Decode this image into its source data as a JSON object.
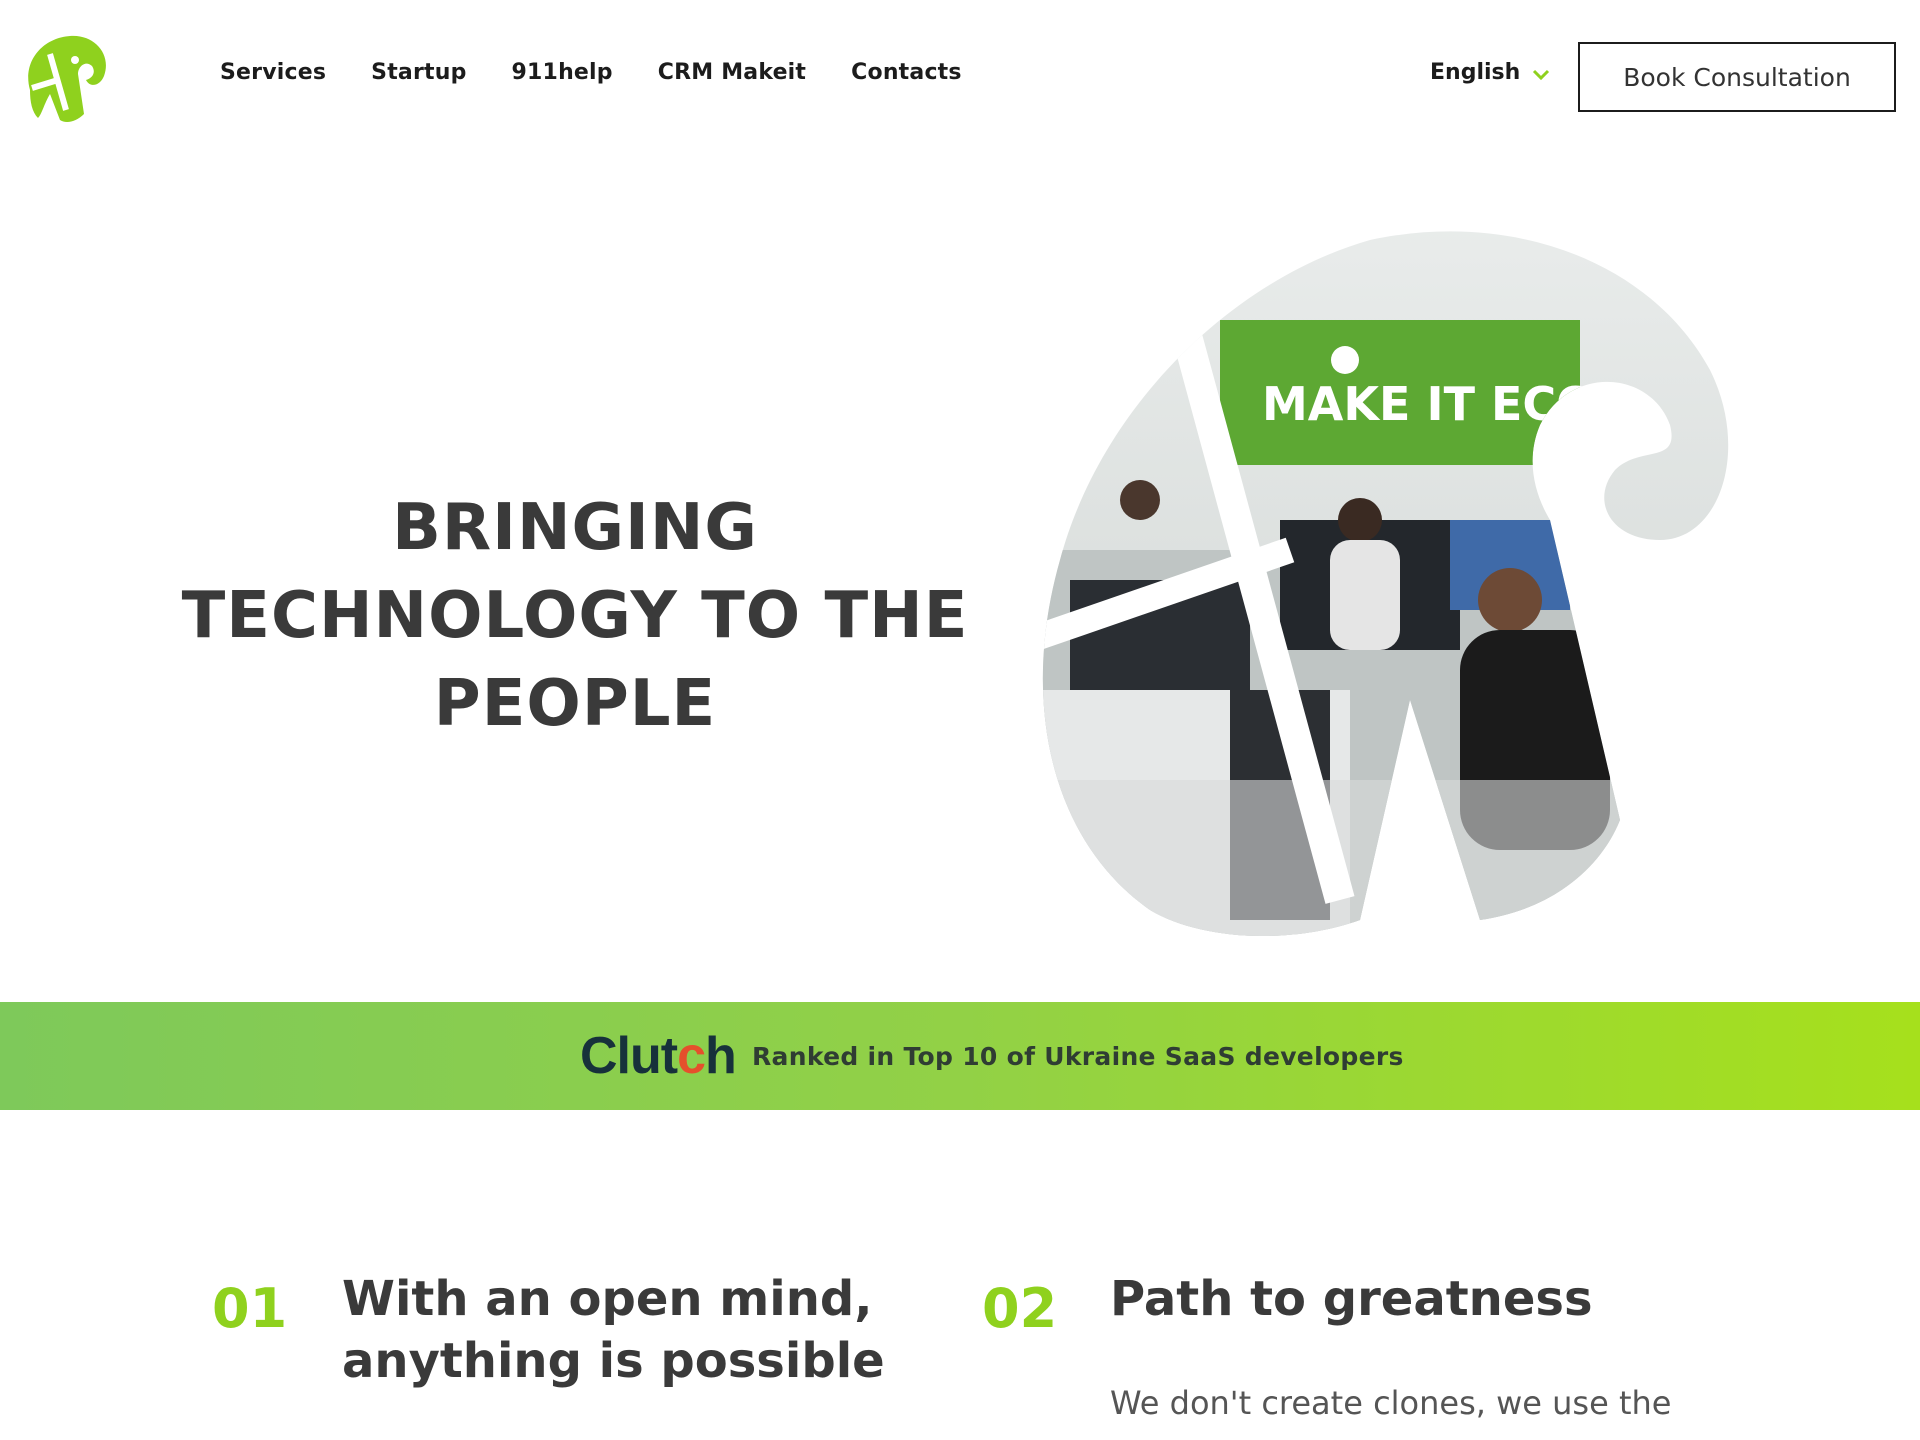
{
  "colors": {
    "brand_green": "#8fd11e",
    "text_dark": "#3a3a3a",
    "band_start": "#7ec95a",
    "band_end": "#a6e01c"
  },
  "header": {
    "logo_icon": "elephant-logo-icon",
    "nav": [
      "Services",
      "Startup",
      "911help",
      "CRM Makeit",
      "Contacts"
    ],
    "language": "English",
    "cta": "Book Consultation"
  },
  "hero": {
    "title_lines": [
      "BRINGING",
      "TECHNOLOGY TO THE",
      "PEOPLE"
    ],
    "image_sign_text": "MAKE IT ECO"
  },
  "clutch": {
    "logo_prefix": "Clut",
    "logo_dot": "c",
    "logo_suffix": "h",
    "text": "Ranked in Top 10 of Ukraine SaaS developers"
  },
  "features": [
    {
      "number": "01",
      "title_lines": [
        "With an open mind,",
        "anything is possible"
      ],
      "desc": ""
    },
    {
      "number": "02",
      "title_lines": [
        "Path to greatness"
      ],
      "desc": "We don't create clones, we use the"
    }
  ]
}
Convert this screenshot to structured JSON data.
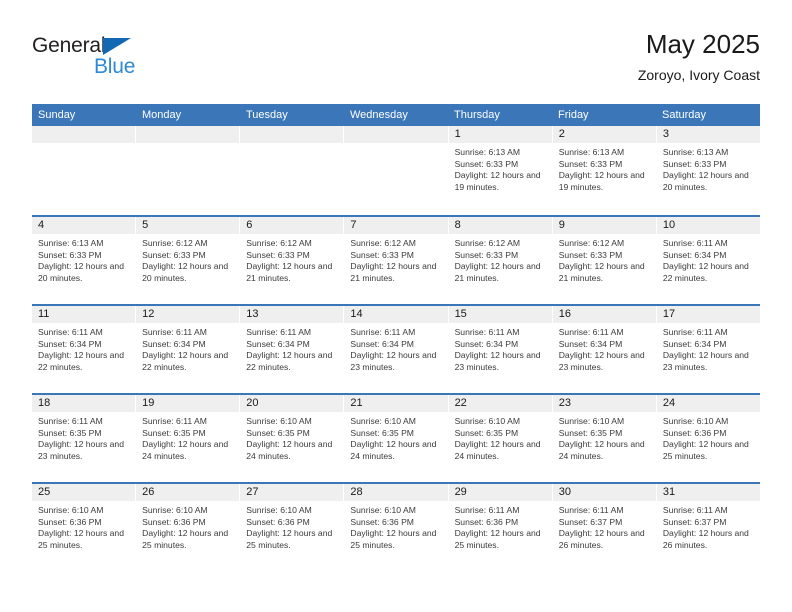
{
  "brand": {
    "name_part1": "General",
    "name_part2": "Blue",
    "triangle_color": "#1268b3",
    "blue_color": "#2e8ad6"
  },
  "header": {
    "title": "May 2025",
    "subtitle": "Zoroyo, Ivory Coast",
    "header_bg_color": "#3a76b8",
    "day_band_color": "#efefef"
  },
  "weekdays": [
    "Sunday",
    "Monday",
    "Tuesday",
    "Wednesday",
    "Thursday",
    "Friday",
    "Saturday"
  ],
  "weeks": [
    [
      {
        "day": "",
        "sunrise": "",
        "sunset": "",
        "daylight": ""
      },
      {
        "day": "",
        "sunrise": "",
        "sunset": "",
        "daylight": ""
      },
      {
        "day": "",
        "sunrise": "",
        "sunset": "",
        "daylight": ""
      },
      {
        "day": "",
        "sunrise": "",
        "sunset": "",
        "daylight": ""
      },
      {
        "day": "1",
        "sunrise": "Sunrise: 6:13 AM",
        "sunset": "Sunset: 6:33 PM",
        "daylight": "Daylight: 12 hours and 19 minutes."
      },
      {
        "day": "2",
        "sunrise": "Sunrise: 6:13 AM",
        "sunset": "Sunset: 6:33 PM",
        "daylight": "Daylight: 12 hours and 19 minutes."
      },
      {
        "day": "3",
        "sunrise": "Sunrise: 6:13 AM",
        "sunset": "Sunset: 6:33 PM",
        "daylight": "Daylight: 12 hours and 20 minutes."
      }
    ],
    [
      {
        "day": "4",
        "sunrise": "Sunrise: 6:13 AM",
        "sunset": "Sunset: 6:33 PM",
        "daylight": "Daylight: 12 hours and 20 minutes."
      },
      {
        "day": "5",
        "sunrise": "Sunrise: 6:12 AM",
        "sunset": "Sunset: 6:33 PM",
        "daylight": "Daylight: 12 hours and 20 minutes."
      },
      {
        "day": "6",
        "sunrise": "Sunrise: 6:12 AM",
        "sunset": "Sunset: 6:33 PM",
        "daylight": "Daylight: 12 hours and 21 minutes."
      },
      {
        "day": "7",
        "sunrise": "Sunrise: 6:12 AM",
        "sunset": "Sunset: 6:33 PM",
        "daylight": "Daylight: 12 hours and 21 minutes."
      },
      {
        "day": "8",
        "sunrise": "Sunrise: 6:12 AM",
        "sunset": "Sunset: 6:33 PM",
        "daylight": "Daylight: 12 hours and 21 minutes."
      },
      {
        "day": "9",
        "sunrise": "Sunrise: 6:12 AM",
        "sunset": "Sunset: 6:33 PM",
        "daylight": "Daylight: 12 hours and 21 minutes."
      },
      {
        "day": "10",
        "sunrise": "Sunrise: 6:11 AM",
        "sunset": "Sunset: 6:34 PM",
        "daylight": "Daylight: 12 hours and 22 minutes."
      }
    ],
    [
      {
        "day": "11",
        "sunrise": "Sunrise: 6:11 AM",
        "sunset": "Sunset: 6:34 PM",
        "daylight": "Daylight: 12 hours and 22 minutes."
      },
      {
        "day": "12",
        "sunrise": "Sunrise: 6:11 AM",
        "sunset": "Sunset: 6:34 PM",
        "daylight": "Daylight: 12 hours and 22 minutes."
      },
      {
        "day": "13",
        "sunrise": "Sunrise: 6:11 AM",
        "sunset": "Sunset: 6:34 PM",
        "daylight": "Daylight: 12 hours and 22 minutes."
      },
      {
        "day": "14",
        "sunrise": "Sunrise: 6:11 AM",
        "sunset": "Sunset: 6:34 PM",
        "daylight": "Daylight: 12 hours and 23 minutes."
      },
      {
        "day": "15",
        "sunrise": "Sunrise: 6:11 AM",
        "sunset": "Sunset: 6:34 PM",
        "daylight": "Daylight: 12 hours and 23 minutes."
      },
      {
        "day": "16",
        "sunrise": "Sunrise: 6:11 AM",
        "sunset": "Sunset: 6:34 PM",
        "daylight": "Daylight: 12 hours and 23 minutes."
      },
      {
        "day": "17",
        "sunrise": "Sunrise: 6:11 AM",
        "sunset": "Sunset: 6:34 PM",
        "daylight": "Daylight: 12 hours and 23 minutes."
      }
    ],
    [
      {
        "day": "18",
        "sunrise": "Sunrise: 6:11 AM",
        "sunset": "Sunset: 6:35 PM",
        "daylight": "Daylight: 12 hours and 23 minutes."
      },
      {
        "day": "19",
        "sunrise": "Sunrise: 6:11 AM",
        "sunset": "Sunset: 6:35 PM",
        "daylight": "Daylight: 12 hours and 24 minutes."
      },
      {
        "day": "20",
        "sunrise": "Sunrise: 6:10 AM",
        "sunset": "Sunset: 6:35 PM",
        "daylight": "Daylight: 12 hours and 24 minutes."
      },
      {
        "day": "21",
        "sunrise": "Sunrise: 6:10 AM",
        "sunset": "Sunset: 6:35 PM",
        "daylight": "Daylight: 12 hours and 24 minutes."
      },
      {
        "day": "22",
        "sunrise": "Sunrise: 6:10 AM",
        "sunset": "Sunset: 6:35 PM",
        "daylight": "Daylight: 12 hours and 24 minutes."
      },
      {
        "day": "23",
        "sunrise": "Sunrise: 6:10 AM",
        "sunset": "Sunset: 6:35 PM",
        "daylight": "Daylight: 12 hours and 24 minutes."
      },
      {
        "day": "24",
        "sunrise": "Sunrise: 6:10 AM",
        "sunset": "Sunset: 6:36 PM",
        "daylight": "Daylight: 12 hours and 25 minutes."
      }
    ],
    [
      {
        "day": "25",
        "sunrise": "Sunrise: 6:10 AM",
        "sunset": "Sunset: 6:36 PM",
        "daylight": "Daylight: 12 hours and 25 minutes."
      },
      {
        "day": "26",
        "sunrise": "Sunrise: 6:10 AM",
        "sunset": "Sunset: 6:36 PM",
        "daylight": "Daylight: 12 hours and 25 minutes."
      },
      {
        "day": "27",
        "sunrise": "Sunrise: 6:10 AM",
        "sunset": "Sunset: 6:36 PM",
        "daylight": "Daylight: 12 hours and 25 minutes."
      },
      {
        "day": "28",
        "sunrise": "Sunrise: 6:10 AM",
        "sunset": "Sunset: 6:36 PM",
        "daylight": "Daylight: 12 hours and 25 minutes."
      },
      {
        "day": "29",
        "sunrise": "Sunrise: 6:11 AM",
        "sunset": "Sunset: 6:36 PM",
        "daylight": "Daylight: 12 hours and 25 minutes."
      },
      {
        "day": "30",
        "sunrise": "Sunrise: 6:11 AM",
        "sunset": "Sunset: 6:37 PM",
        "daylight": "Daylight: 12 hours and 26 minutes."
      },
      {
        "day": "31",
        "sunrise": "Sunrise: 6:11 AM",
        "sunset": "Sunset: 6:37 PM",
        "daylight": "Daylight: 12 hours and 26 minutes."
      }
    ]
  ]
}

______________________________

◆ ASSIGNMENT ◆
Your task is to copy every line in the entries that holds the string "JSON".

◆ WRITTEN ANSWER ◆
Decode this image into its source data as a JSON object.
Convert this screenshot to structured JSON data.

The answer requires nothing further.